Hot water is cooled inside the radiator. There are a lot of tiny tubes made of thin metal sheet inside the radiator core. These tubes are designed to pass water effortlessly. Water is passed from top of the radiator to the bottom. While the engine is running, a fan fitted right behind the radiator sucks cold air from the environment, allowing the air to pass alongside these tiny tubes in the radiator, resulting in cooling down the water inside the tubes.
Radiator cap is a special design. It is a combination of a vacuum valve, pressure valve, filler, cap seat and an overflow pipe to the bleeding hose. When the under pressure seal is in place, the pressure inside the radiator core increases as the water warms up. When the pressure goes beyond a threshold, the water pushes the under pressure seal, and it overflows through the bleed hose and gets collected in the expansion tank. When system cools down, the pressure inside the system goes down again, and the water collected in the expansion tank is goes back into the system through a pipe at the bottom of the expansion tank.

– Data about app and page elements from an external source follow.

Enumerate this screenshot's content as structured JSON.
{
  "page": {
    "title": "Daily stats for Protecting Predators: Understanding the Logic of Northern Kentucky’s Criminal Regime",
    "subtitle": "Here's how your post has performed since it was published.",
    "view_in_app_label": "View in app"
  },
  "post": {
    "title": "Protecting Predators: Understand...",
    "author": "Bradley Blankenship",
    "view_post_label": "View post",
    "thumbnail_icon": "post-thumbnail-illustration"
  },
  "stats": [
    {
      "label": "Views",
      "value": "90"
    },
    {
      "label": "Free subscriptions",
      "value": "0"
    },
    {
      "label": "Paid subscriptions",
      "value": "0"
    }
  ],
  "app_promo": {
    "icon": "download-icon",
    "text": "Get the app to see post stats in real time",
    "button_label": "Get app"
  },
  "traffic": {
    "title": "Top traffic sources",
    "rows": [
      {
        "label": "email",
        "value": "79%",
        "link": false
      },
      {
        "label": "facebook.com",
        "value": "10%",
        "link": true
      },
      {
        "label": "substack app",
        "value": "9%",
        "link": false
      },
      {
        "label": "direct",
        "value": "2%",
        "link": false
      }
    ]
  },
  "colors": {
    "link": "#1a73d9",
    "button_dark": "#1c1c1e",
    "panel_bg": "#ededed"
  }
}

Radiator core is, as explained above, a packed structure of tubes and thin metal sheet elements to enhance the cooling process. The thin sheet structures directs the air into and around the thin tubes which contains the water. There are many types of design followed by different manufacturers. The front grill of the car is also designed in such a way that the air effortlessly passes through the radiator core. It is very important that when cars are customised, the air flow is affected just to the minimum. Try to avoid equipments like extra fog lamps, or blow horns, or guard rails being fitted directly in front of the grill, so as the airflow is obstructed. Generally, the core gets clogged by small sediments and particles in the coolant over time. This results in less cooling efficiency, because the water flow is obstructed. It is suggested to do a radiator core reverse flushing every 25000 kilometres. Reverse flushing is a simple process, where you extract the radiator core, and pump water and air in the reverse direction, ie through the bottom outlet to the upper outlet. This will displace deposits, and it gets out of the core through the upper vent along with the water and air. Another common issue is radiator core leak. This is often not repairable, and core replacement may be the only way.

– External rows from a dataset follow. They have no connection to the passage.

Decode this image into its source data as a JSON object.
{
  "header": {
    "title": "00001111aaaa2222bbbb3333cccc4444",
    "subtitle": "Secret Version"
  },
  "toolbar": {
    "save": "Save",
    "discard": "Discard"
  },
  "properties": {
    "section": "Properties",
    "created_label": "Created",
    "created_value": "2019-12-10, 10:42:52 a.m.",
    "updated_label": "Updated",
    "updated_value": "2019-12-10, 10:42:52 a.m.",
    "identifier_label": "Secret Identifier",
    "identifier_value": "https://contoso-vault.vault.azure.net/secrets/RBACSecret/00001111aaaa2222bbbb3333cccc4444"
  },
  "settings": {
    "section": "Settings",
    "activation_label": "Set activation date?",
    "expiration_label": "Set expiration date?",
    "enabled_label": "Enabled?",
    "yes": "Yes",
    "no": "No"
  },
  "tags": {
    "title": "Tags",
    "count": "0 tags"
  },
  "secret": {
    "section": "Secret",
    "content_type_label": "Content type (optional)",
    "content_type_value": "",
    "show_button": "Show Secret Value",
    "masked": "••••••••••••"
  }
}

The expansion tank is a plastic container which collects excess water from the system through the overflow bleeding hose. This tank is generally an unpressurised one, and the water collected here gets a lot of time to get cooled.
In modern cars, the radiator core might not have a pressure cap. Rather the expansion tank will be a part of the system and it will be pressurised. So, you have to be careful while opening the expansion tank cap in modern cars. Read your cars maintenance manual thoroughly before proceeding.
Expansion tank also may get deposits collected at the bottom. It is a good idea to flush it as well, when you can visibly see the tank being not very clean. Also make sure the coolant level is always as marked on the expansion tank. This is important to bring balance to the cooling system. Some mechanics fills the expansion tank with plain water instead of coolant. This completely incorrect, as the coolant in the system gets mixed with water and brings down the boiling point of the coolant. Always use correct grade coolant in your cars cooling system.